WHAT TO DO: Take every line from the material that has the word "image" in it.

====== SUPPLIED RECORDS ======

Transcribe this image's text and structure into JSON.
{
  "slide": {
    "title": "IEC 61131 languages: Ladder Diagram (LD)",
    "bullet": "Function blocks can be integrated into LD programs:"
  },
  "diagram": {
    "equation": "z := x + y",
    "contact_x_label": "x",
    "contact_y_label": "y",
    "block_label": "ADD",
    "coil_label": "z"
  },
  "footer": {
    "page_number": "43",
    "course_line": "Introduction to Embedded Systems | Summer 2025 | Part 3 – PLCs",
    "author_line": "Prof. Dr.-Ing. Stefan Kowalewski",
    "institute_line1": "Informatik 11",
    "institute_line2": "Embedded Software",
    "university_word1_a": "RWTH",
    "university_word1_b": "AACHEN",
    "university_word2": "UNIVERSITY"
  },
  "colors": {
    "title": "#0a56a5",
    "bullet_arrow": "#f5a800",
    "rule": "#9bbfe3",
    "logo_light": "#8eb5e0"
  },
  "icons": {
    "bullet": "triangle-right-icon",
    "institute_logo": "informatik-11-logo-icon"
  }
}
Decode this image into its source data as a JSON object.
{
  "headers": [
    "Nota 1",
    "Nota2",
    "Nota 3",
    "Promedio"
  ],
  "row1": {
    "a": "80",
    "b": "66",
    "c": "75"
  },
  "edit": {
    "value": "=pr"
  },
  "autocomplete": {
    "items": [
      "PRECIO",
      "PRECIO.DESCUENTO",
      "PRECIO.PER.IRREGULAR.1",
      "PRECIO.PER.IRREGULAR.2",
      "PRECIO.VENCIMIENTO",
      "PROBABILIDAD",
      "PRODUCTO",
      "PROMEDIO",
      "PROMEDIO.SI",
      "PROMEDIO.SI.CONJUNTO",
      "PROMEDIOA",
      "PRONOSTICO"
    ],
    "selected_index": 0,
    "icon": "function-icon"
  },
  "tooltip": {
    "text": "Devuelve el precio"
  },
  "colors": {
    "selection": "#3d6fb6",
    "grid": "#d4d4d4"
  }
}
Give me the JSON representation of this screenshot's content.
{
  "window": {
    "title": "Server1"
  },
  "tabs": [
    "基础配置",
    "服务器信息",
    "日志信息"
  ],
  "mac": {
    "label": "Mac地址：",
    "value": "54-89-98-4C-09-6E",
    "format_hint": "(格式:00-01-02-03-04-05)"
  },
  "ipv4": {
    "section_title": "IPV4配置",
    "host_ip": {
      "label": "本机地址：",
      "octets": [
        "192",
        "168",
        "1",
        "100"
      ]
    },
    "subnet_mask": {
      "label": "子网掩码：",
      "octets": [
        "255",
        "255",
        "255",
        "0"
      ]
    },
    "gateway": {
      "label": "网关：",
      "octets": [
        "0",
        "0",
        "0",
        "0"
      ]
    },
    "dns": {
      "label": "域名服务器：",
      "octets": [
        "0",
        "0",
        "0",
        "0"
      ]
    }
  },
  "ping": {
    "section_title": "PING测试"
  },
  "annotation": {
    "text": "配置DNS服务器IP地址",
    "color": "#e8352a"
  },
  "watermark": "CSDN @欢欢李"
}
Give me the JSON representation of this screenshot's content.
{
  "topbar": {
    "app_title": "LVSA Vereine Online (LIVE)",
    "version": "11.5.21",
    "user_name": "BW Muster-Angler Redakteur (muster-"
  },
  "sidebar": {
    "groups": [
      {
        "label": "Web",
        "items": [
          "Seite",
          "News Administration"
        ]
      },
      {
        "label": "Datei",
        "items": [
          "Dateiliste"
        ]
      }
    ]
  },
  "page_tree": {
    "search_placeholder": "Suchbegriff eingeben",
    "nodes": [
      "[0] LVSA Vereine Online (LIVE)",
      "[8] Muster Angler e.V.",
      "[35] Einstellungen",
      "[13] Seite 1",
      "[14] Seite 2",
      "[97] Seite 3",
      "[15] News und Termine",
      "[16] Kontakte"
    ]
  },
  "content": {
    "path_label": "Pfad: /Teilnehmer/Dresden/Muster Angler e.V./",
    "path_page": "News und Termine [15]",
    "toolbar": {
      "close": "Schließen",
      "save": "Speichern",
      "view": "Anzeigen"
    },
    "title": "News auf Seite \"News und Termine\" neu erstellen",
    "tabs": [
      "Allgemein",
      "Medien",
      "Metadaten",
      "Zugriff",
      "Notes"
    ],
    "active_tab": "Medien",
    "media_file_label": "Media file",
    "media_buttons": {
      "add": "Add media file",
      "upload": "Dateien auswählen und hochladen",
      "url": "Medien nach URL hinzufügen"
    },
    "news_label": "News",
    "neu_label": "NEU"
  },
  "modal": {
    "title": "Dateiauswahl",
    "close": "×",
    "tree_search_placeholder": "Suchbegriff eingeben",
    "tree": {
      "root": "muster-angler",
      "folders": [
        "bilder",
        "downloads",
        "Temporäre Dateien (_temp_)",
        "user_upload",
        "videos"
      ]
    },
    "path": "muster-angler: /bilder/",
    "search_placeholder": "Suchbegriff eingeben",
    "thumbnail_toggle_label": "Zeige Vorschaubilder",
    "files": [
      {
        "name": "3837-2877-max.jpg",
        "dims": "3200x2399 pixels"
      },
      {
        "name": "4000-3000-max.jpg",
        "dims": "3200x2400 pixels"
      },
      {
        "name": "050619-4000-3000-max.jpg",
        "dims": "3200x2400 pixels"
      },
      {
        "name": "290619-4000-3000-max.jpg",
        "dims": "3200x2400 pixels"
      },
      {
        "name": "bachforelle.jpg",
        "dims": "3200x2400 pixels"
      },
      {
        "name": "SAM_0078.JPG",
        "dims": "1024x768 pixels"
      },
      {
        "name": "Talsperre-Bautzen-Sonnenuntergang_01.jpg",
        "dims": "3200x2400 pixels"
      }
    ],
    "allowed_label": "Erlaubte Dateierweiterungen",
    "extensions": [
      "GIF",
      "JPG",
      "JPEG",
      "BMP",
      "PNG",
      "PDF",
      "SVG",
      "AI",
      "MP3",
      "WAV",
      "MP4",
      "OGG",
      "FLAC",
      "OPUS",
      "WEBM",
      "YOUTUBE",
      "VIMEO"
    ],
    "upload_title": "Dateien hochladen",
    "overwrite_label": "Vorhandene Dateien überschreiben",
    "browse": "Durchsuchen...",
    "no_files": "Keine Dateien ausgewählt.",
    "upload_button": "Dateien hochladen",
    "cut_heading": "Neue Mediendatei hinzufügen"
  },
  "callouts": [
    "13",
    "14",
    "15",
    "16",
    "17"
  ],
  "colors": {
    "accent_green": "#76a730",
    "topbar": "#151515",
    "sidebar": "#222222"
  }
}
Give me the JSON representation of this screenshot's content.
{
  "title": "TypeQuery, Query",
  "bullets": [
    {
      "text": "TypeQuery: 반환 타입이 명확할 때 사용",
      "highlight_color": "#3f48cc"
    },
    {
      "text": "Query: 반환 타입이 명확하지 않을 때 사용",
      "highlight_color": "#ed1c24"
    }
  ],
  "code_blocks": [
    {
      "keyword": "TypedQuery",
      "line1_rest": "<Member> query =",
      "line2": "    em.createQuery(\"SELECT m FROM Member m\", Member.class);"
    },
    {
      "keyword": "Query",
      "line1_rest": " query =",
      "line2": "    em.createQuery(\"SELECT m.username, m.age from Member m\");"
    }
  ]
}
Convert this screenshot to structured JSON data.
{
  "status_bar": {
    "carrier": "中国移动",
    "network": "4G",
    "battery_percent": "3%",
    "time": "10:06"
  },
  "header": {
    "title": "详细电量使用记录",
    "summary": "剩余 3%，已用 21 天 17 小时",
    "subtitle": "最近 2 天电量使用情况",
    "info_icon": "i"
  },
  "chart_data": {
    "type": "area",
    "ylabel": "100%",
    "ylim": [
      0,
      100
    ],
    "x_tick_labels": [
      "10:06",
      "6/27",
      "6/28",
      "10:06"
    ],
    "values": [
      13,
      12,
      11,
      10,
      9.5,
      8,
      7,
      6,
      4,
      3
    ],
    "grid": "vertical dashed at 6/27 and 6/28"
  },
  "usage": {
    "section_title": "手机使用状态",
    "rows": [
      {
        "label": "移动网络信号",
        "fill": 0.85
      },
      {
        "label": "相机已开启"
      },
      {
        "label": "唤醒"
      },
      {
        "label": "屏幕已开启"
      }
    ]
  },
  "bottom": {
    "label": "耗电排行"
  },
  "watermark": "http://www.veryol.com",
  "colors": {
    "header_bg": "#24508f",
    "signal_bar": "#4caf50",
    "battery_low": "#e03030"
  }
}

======

SOLUTION TO THIS TASK:
Transcribe this image's text and structure into JSON.
Decode this image into its source data as a JSON object.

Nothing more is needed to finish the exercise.